Exact reproduction of all the entries is required, without any of their pictures.

Excerpts from a dataset
▬▬▬

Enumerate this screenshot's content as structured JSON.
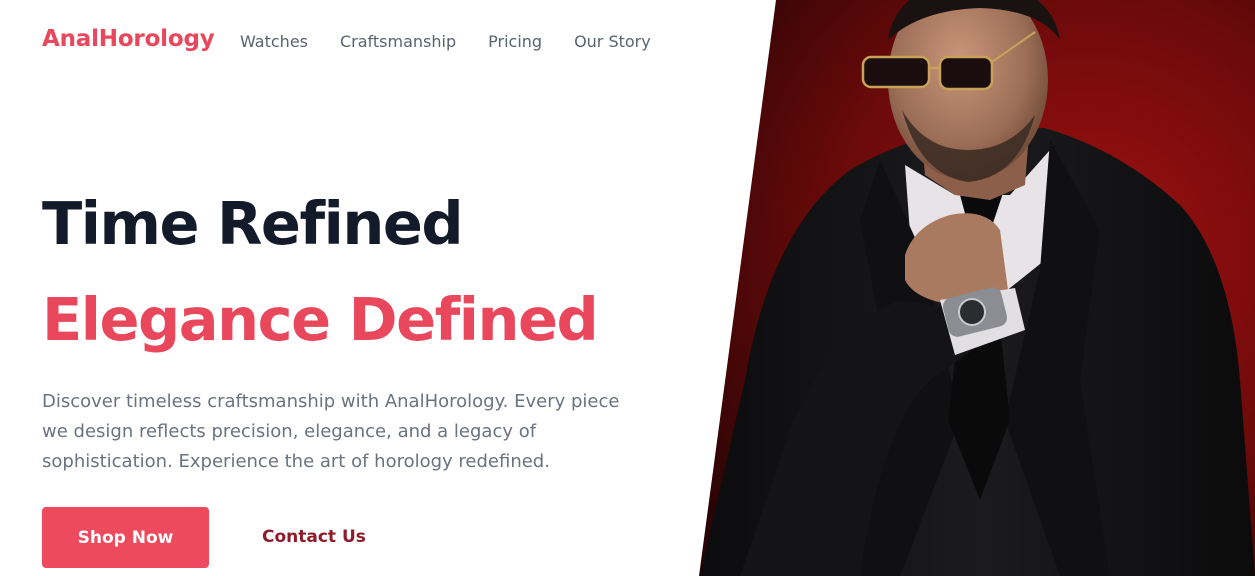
{
  "header": {
    "brand": "AnalHorology",
    "nav": [
      {
        "label": "Watches"
      },
      {
        "label": "Craftsmanship"
      },
      {
        "label": "Pricing"
      },
      {
        "label": "Our Story"
      }
    ]
  },
  "hero": {
    "headline_line1": "Time Refined",
    "headline_line2": "Elegance Defined",
    "description": "Discover timeless craftsmanship with AnalHorology. Every piece we design reflects precision, elegance, and a legacy of sophistication. Experience the art of horology redefined.",
    "primary_button": "Shop Now",
    "secondary_button": "Contact Us"
  },
  "theme": {
    "accent": "#e8475c",
    "button": "#ee4a5e",
    "heading": "#131a2a",
    "body_text": "#6b7280",
    "nav_text": "#5b6270",
    "link": "#8e1c2b",
    "image_background": "#7a0c0c"
  }
}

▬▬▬

§ **REPLY**
Enumerate this screenshot's content as structured JSON.
{
  "header": {
    "brand": "AnalHorology",
    "nav": [
      {
        "label": "Watches"
      },
      {
        "label": "Craftsmanship"
      },
      {
        "label": "Pricing"
      },
      {
        "label": "Our Story"
      }
    ]
  },
  "hero": {
    "headline_line1": "Time Refined",
    "headline_line2": "Elegance Defined",
    "description": "Discover timeless craftsmanship with AnalHorology. Every piece we design reflects precision, elegance, and a legacy of sophistication. Experience the art of horology redefined.",
    "primary_button": "Shop Now",
    "secondary_button": "Contact Us"
  },
  "theme": {
    "accent": "#e8475c",
    "button": "#ee4a5e",
    "heading": "#131a2a",
    "body_text": "#6b7280",
    "nav_text": "#5b6270",
    "link": "#8e1c2b",
    "image_background": "#7a0c0c"
  }
}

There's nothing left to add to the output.